● **WHAT THIS TASK INVOLVES**: Where a picture appears, skip it and copy everything else in the listing exactly.

● **DATASET**:
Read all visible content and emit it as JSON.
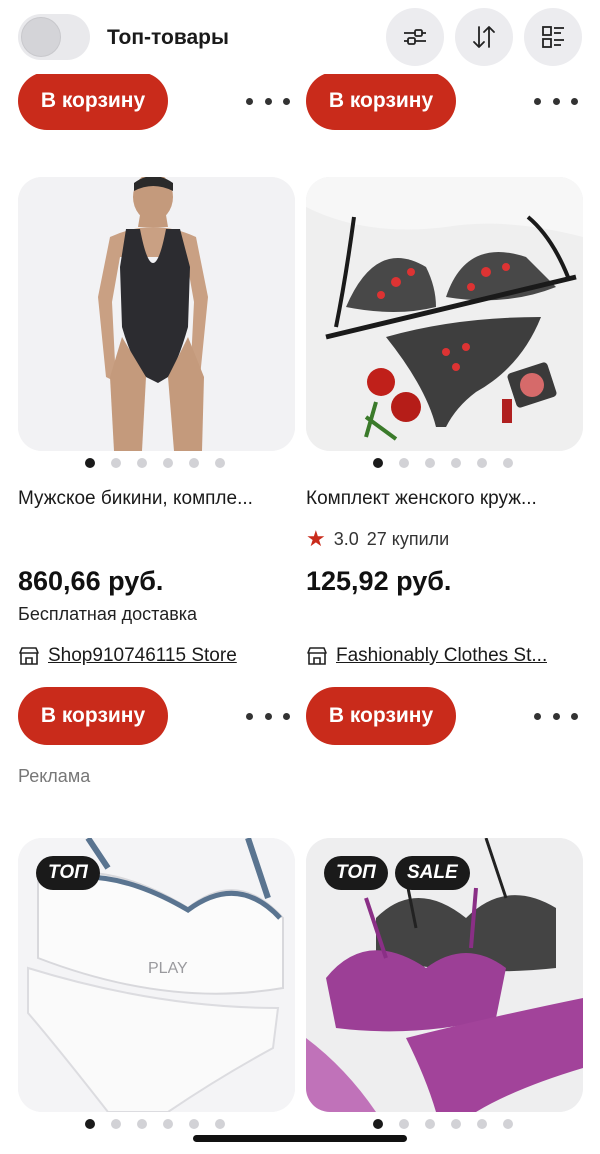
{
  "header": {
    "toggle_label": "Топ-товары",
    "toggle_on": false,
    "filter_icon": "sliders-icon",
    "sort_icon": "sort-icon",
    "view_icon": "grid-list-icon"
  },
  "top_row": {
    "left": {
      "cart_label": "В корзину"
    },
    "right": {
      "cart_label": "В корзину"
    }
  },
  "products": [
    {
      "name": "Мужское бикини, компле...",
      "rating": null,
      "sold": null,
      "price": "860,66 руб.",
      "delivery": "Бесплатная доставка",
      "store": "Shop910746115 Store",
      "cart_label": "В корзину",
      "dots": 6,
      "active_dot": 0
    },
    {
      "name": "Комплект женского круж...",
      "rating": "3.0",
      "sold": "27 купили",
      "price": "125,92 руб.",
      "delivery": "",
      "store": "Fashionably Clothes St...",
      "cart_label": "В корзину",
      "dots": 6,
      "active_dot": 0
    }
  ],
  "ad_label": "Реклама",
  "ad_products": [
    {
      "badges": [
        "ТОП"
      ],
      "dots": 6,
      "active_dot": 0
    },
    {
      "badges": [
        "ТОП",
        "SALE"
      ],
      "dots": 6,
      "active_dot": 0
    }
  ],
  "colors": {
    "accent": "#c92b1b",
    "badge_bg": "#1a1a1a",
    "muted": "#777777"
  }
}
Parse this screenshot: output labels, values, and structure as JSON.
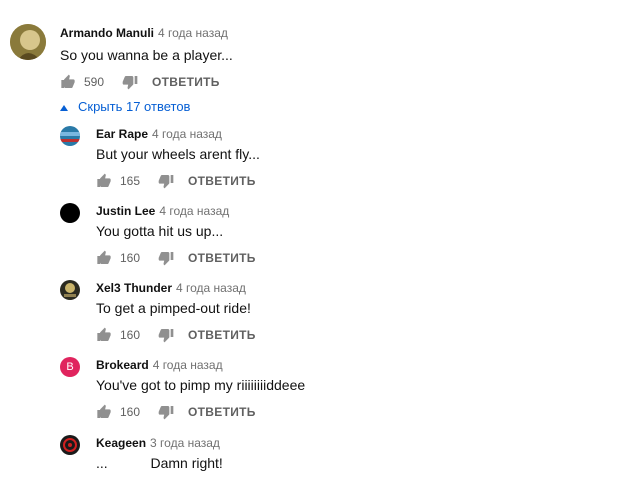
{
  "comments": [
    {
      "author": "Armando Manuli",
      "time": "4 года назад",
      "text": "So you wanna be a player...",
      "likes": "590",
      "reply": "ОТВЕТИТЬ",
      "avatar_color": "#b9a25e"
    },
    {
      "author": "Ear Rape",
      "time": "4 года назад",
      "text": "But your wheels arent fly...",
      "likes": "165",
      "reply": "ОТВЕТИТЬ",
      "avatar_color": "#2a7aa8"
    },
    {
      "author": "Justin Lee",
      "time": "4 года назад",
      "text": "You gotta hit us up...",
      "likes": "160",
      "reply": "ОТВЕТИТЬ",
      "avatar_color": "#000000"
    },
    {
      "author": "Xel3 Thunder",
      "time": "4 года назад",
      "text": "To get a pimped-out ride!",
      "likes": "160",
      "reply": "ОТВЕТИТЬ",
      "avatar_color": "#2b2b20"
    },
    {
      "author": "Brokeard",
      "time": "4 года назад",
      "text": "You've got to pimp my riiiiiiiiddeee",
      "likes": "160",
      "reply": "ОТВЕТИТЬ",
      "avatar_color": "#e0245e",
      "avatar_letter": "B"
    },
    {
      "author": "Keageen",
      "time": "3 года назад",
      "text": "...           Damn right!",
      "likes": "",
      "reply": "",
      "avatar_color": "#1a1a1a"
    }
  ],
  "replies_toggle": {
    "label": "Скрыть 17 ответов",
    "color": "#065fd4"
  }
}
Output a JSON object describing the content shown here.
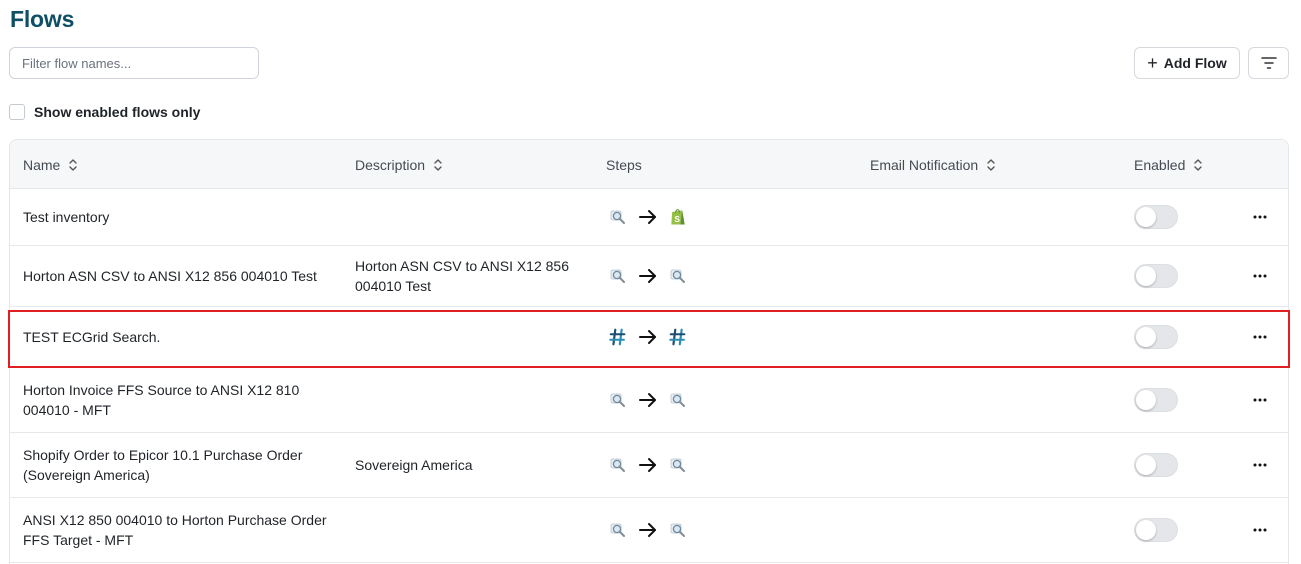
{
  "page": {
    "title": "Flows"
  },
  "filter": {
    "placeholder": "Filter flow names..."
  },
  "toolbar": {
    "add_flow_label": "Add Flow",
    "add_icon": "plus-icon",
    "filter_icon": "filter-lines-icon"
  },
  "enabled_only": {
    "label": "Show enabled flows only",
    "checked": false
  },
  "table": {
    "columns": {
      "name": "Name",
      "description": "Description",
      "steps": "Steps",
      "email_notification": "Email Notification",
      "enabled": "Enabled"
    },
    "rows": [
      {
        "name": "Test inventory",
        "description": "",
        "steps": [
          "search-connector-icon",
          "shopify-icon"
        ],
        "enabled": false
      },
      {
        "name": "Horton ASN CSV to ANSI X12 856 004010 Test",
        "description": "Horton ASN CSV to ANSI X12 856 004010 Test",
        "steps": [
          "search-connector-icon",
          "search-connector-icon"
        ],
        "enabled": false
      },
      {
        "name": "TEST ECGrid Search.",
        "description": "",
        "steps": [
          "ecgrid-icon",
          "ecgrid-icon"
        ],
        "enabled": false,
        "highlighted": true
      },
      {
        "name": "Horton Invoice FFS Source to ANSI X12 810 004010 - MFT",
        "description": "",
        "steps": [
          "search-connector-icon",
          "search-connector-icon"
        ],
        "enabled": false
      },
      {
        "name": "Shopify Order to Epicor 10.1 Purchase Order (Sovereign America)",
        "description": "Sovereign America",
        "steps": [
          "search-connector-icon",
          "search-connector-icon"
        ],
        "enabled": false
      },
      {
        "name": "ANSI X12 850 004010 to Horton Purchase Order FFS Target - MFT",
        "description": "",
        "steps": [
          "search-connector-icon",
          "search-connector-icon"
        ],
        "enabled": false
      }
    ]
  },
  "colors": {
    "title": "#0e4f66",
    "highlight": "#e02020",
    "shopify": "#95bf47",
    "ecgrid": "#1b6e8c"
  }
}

● **EXERCISE OUTPUT**:
Read all visible content and emit it as JSON.
{
  "header": {
    "toggle_label": "Топ-товары",
    "toggle_on": false,
    "filter_icon": "sliders-icon",
    "sort_icon": "sort-icon",
    "view_icon": "grid-list-icon"
  },
  "top_row": {
    "left": {
      "cart_label": "В корзину"
    },
    "right": {
      "cart_label": "В корзину"
    }
  },
  "products": [
    {
      "name": "Мужское бикини, компле...",
      "rating": null,
      "sold": null,
      "price": "860,66 руб.",
      "delivery": "Бесплатная доставка",
      "store": "Shop910746115 Store",
      "cart_label": "В корзину",
      "dots": 6,
      "active_dot": 0
    },
    {
      "name": "Комплект женского круж...",
      "rating": "3.0",
      "sold": "27 купили",
      "price": "125,92 руб.",
      "delivery": "",
      "store": "Fashionably Clothes St...",
      "cart_label": "В корзину",
      "dots": 6,
      "active_dot": 0
    }
  ],
  "ad_label": "Реклама",
  "ad_products": [
    {
      "badges": [
        "ТОП"
      ],
      "dots": 6,
      "active_dot": 0
    },
    {
      "badges": [
        "ТОП",
        "SALE"
      ],
      "dots": 6,
      "active_dot": 0
    }
  ],
  "colors": {
    "accent": "#c92b1b",
    "badge_bg": "#1a1a1a",
    "muted": "#777777"
  }
}
Parse this screenshot: output labels, values, and structure as JSON.
{
  "comments": [
    {
      "author": "Armando Manuli",
      "time": "4 года назад",
      "text": "So you wanna be a player...",
      "likes": "590",
      "reply": "ОТВЕТИТЬ",
      "avatar_color": "#b9a25e"
    },
    {
      "author": "Ear Rape",
      "time": "4 года назад",
      "text": "But your wheels arent fly...",
      "likes": "165",
      "reply": "ОТВЕТИТЬ",
      "avatar_color": "#2a7aa8"
    },
    {
      "author": "Justin Lee",
      "time": "4 года назад",
      "text": "You gotta hit us up...",
      "likes": "160",
      "reply": "ОТВЕТИТЬ",
      "avatar_color": "#000000"
    },
    {
      "author": "Xel3 Thunder",
      "time": "4 года назад",
      "text": "To get a pimped-out ride!",
      "likes": "160",
      "reply": "ОТВЕТИТЬ",
      "avatar_color": "#2b2b20"
    },
    {
      "author": "Brokeard",
      "time": "4 года назад",
      "text": "You've got to pimp my riiiiiiiiddeee",
      "likes": "160",
      "reply": "ОТВЕТИТЬ",
      "avatar_color": "#e0245e",
      "avatar_letter": "B"
    },
    {
      "author": "Keageen",
      "time": "3 года назад",
      "text": "...           Damn right!",
      "likes": "",
      "reply": "",
      "avatar_color": "#1a1a1a"
    }
  ],
  "replies_toggle": {
    "label": "Скрыть 17 ответов",
    "color": "#065fd4"
  }
}
Output a JSON object describing the content shown here.
{
  "page": {
    "title": "Flows"
  },
  "filter": {
    "placeholder": "Filter flow names..."
  },
  "toolbar": {
    "add_flow_label": "Add Flow",
    "add_icon": "plus-icon",
    "filter_icon": "filter-lines-icon"
  },
  "enabled_only": {
    "label": "Show enabled flows only",
    "checked": false
  },
  "table": {
    "columns": {
      "name": "Name",
      "description": "Description",
      "steps": "Steps",
      "email_notification": "Email Notification",
      "enabled": "Enabled"
    },
    "rows": [
      {
        "name": "Test inventory",
        "description": "",
        "steps": [
          "search-connector-icon",
          "shopify-icon"
        ],
        "enabled": false
      },
      {
        "name": "Horton ASN CSV to ANSI X12 856 004010 Test",
        "description": "Horton ASN CSV to ANSI X12 856 004010 Test",
        "steps": [
          "search-connector-icon",
          "search-connector-icon"
        ],
        "enabled": false
      },
      {
        "name": "TEST ECGrid Search.",
        "description": "",
        "steps": [
          "ecgrid-icon",
          "ecgrid-icon"
        ],
        "enabled": false,
        "highlighted": true
      },
      {
        "name": "Horton Invoice FFS Source to ANSI X12 810 004010 - MFT",
        "description": "",
        "steps": [
          "search-connector-icon",
          "search-connector-icon"
        ],
        "enabled": false
      },
      {
        "name": "Shopify Order to Epicor 10.1 Purchase Order (Sovereign America)",
        "description": "Sovereign America",
        "steps": [
          "search-connector-icon",
          "search-connector-icon"
        ],
        "enabled": false
      },
      {
        "name": "ANSI X12 850 004010 to Horton Purchase Order FFS Target - MFT",
        "description": "",
        "steps": [
          "search-connector-icon",
          "search-connector-icon"
        ],
        "enabled": false
      }
    ]
  },
  "colors": {
    "title": "#0e4f66",
    "highlight": "#e02020",
    "shopify": "#95bf47",
    "ecgrid": "#1b6e8c"
  }
}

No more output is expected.